**Problem description**
Scan the lines below and report each one containing "Clrw" by copying it.
------------
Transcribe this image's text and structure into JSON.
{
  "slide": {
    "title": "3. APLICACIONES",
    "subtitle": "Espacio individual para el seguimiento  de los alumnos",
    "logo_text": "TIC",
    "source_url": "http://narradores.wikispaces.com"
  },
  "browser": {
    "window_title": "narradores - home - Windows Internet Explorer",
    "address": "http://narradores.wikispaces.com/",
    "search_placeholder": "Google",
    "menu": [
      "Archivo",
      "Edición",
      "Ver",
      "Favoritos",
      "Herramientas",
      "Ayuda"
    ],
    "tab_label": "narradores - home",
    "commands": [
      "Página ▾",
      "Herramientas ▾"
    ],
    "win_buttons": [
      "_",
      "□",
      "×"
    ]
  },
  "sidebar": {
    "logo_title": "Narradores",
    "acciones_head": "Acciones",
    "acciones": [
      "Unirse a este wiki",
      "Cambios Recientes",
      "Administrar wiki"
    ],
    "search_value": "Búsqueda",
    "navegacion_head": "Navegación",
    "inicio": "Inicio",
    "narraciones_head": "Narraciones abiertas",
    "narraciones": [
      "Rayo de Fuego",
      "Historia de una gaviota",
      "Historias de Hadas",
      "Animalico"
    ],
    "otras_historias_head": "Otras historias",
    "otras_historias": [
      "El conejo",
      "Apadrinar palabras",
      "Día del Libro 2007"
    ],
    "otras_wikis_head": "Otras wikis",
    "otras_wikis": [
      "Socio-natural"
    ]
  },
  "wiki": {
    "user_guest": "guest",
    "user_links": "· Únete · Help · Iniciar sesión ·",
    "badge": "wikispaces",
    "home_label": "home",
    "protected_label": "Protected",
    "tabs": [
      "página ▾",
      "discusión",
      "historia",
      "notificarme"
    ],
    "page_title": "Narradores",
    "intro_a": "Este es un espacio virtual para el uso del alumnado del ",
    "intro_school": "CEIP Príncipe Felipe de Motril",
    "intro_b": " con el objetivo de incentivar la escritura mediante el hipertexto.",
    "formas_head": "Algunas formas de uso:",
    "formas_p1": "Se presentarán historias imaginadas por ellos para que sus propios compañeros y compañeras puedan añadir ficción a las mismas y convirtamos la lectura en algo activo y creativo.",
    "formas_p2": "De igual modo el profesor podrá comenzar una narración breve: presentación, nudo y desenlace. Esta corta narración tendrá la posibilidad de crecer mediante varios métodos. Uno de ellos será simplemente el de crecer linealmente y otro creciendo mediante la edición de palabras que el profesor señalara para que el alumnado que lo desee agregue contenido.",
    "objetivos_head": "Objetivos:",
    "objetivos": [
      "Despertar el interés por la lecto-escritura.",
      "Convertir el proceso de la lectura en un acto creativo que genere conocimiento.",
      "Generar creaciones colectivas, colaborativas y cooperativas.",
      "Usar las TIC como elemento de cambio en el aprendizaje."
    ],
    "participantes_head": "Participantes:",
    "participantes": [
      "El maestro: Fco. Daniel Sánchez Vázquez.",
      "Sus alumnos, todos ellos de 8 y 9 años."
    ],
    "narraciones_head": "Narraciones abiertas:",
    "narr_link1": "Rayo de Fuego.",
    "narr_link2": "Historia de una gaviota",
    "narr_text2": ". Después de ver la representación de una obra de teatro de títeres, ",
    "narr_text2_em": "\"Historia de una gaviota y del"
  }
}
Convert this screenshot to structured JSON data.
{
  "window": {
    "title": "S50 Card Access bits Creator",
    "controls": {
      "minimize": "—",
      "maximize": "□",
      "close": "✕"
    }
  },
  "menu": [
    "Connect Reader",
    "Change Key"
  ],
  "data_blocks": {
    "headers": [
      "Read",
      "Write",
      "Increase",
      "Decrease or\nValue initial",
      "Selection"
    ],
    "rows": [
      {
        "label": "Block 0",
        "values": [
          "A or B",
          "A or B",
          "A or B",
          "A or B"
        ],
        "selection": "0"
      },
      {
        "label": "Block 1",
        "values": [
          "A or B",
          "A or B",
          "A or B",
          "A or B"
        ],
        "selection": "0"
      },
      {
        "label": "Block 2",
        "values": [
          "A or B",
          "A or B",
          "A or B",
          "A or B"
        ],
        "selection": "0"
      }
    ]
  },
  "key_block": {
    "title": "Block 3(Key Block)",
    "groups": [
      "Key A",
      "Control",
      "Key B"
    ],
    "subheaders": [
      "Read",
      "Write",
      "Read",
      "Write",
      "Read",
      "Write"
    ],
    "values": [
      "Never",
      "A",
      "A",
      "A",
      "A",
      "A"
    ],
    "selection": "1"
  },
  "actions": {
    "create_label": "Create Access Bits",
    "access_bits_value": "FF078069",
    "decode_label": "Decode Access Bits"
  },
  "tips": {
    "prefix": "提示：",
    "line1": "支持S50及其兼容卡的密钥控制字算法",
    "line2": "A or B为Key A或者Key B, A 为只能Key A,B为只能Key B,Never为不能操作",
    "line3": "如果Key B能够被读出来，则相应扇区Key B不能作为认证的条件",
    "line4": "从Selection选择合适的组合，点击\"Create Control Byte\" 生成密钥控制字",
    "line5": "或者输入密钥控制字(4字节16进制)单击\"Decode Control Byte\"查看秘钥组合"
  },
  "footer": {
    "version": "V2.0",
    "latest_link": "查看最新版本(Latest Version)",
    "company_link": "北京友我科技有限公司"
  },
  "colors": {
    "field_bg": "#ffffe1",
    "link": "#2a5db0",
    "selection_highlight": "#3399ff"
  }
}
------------
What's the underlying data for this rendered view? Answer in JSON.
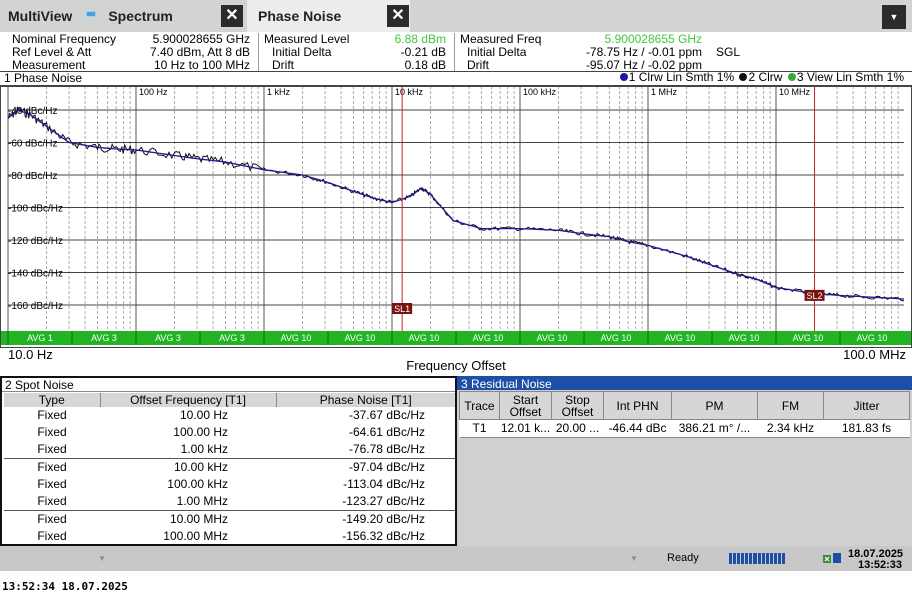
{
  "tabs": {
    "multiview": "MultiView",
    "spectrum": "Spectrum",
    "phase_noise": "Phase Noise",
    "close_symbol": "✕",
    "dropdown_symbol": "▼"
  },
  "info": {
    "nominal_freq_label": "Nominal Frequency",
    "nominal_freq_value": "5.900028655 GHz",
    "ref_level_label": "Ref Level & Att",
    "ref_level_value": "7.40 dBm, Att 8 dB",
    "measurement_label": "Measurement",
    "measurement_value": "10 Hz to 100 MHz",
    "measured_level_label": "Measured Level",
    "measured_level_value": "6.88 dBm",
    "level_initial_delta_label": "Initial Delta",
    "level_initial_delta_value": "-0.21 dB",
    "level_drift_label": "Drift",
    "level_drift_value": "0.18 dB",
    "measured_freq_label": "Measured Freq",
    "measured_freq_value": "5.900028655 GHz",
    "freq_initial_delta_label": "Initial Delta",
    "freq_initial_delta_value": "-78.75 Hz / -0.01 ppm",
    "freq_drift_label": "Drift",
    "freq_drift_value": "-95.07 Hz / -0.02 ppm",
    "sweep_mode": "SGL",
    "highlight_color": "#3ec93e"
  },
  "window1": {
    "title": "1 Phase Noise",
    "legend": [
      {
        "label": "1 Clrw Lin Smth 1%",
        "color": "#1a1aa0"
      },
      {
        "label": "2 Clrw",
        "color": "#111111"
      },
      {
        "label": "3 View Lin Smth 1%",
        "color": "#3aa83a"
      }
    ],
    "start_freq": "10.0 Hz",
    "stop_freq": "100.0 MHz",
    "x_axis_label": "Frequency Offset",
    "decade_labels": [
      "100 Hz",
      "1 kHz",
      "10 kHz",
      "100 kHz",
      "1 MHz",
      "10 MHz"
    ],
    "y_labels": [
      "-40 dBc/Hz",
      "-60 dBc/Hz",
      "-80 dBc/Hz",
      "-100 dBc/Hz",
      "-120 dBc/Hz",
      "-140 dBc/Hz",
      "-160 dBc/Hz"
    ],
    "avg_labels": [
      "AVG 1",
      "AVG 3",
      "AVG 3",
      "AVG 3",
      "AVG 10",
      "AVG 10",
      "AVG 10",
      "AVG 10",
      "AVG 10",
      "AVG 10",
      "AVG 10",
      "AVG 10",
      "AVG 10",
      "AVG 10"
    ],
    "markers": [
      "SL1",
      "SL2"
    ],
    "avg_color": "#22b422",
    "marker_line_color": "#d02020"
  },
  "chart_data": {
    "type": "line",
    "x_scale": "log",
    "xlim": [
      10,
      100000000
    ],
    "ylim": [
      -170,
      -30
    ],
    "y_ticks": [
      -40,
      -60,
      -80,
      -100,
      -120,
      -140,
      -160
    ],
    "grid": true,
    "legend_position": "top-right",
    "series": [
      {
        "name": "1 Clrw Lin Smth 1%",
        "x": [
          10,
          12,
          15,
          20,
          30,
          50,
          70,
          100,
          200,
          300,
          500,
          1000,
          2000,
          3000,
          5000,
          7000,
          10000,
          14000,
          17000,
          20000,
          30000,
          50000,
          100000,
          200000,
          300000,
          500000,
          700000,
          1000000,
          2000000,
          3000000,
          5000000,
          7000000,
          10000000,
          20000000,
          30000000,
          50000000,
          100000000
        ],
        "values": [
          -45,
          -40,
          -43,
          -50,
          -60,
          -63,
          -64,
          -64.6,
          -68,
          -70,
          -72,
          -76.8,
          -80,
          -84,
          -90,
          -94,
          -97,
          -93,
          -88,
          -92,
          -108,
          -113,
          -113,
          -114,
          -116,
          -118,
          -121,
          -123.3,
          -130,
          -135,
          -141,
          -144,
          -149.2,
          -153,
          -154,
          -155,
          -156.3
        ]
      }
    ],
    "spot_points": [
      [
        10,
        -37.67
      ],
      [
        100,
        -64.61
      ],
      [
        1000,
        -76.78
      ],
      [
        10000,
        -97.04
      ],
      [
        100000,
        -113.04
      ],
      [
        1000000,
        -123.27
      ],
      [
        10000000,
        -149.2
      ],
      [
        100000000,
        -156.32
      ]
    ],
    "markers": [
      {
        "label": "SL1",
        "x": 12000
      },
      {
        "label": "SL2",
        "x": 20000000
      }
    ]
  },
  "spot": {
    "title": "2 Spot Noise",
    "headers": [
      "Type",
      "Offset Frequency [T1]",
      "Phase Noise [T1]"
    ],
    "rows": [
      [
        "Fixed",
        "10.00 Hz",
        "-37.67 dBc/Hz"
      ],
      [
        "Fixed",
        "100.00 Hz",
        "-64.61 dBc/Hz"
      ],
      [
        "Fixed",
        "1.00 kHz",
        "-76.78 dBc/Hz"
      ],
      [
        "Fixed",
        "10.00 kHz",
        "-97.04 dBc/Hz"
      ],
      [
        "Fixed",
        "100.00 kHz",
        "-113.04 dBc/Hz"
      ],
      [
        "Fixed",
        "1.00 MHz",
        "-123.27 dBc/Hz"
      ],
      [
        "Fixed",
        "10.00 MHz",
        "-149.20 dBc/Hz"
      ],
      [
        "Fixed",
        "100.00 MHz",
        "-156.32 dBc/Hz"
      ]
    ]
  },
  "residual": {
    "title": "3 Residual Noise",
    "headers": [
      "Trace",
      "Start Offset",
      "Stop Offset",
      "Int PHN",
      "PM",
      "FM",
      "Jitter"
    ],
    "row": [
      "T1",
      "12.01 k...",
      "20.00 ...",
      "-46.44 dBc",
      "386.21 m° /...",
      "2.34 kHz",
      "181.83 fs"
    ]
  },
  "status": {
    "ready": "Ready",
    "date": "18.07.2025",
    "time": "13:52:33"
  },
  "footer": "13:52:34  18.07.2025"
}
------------
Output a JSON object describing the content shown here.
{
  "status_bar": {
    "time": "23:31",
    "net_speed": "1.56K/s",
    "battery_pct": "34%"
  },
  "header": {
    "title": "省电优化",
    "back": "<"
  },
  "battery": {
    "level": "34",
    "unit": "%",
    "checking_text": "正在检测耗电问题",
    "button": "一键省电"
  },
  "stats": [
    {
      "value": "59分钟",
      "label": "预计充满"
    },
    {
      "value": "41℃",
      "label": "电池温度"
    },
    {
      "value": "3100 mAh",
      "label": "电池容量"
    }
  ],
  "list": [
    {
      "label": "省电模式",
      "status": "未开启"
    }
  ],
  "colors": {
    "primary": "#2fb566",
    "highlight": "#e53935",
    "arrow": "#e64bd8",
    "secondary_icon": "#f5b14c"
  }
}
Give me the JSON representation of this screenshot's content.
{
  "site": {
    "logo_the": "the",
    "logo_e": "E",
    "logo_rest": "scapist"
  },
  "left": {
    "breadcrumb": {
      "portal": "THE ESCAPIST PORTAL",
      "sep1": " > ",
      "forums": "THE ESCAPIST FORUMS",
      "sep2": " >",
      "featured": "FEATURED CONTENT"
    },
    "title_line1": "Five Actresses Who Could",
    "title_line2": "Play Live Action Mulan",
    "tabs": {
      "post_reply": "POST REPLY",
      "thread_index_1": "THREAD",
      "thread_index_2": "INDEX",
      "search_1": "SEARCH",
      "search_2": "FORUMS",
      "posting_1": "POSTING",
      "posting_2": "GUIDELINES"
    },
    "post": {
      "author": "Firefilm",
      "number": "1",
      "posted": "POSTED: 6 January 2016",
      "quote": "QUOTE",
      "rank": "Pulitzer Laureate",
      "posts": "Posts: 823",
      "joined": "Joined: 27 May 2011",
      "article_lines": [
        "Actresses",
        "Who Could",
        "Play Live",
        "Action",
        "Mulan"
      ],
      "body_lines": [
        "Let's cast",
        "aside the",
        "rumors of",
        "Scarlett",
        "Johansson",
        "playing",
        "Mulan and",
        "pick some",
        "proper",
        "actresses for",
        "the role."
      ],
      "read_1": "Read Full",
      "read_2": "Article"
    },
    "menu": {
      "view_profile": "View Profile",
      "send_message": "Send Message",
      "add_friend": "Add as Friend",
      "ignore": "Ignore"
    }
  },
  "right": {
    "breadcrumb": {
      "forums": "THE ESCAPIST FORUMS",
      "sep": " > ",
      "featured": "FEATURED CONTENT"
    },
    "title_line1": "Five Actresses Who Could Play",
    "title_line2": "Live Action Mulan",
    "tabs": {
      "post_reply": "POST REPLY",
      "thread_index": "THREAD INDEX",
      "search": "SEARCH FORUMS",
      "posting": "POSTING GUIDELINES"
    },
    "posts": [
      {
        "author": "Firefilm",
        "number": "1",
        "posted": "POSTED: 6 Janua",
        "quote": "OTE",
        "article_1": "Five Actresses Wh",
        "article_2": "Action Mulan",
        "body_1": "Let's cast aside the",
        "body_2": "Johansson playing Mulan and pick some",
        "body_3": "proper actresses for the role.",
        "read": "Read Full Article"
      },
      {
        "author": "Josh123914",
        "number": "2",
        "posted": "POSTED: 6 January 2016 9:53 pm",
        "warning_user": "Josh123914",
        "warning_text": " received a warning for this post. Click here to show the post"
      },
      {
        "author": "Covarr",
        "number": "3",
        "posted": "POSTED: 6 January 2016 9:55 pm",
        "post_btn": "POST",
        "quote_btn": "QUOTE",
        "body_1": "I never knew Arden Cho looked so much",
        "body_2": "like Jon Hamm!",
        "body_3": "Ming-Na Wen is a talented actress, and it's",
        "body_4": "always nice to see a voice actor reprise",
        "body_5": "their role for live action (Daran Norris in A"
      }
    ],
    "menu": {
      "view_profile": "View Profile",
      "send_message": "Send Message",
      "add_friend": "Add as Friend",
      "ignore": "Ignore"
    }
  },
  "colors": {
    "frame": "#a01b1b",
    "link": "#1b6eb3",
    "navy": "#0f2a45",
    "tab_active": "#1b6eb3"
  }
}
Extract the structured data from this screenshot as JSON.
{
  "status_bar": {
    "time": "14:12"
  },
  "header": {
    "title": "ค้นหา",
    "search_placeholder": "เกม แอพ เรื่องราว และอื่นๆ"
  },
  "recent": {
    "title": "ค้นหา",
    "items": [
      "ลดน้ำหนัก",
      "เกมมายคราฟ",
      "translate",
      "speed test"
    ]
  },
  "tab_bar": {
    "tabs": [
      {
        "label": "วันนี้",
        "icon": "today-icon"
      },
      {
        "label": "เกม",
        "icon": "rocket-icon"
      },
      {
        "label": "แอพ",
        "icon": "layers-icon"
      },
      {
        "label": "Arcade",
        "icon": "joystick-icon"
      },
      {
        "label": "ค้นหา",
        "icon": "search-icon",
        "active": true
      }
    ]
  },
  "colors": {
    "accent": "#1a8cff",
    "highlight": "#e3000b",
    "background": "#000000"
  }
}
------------
**Answer to this task**
        "label": "1 Clrw Lin Smth 1%",
        "label": "2 Clrw",
        "name": "1 Clrw Lin Smth 1%",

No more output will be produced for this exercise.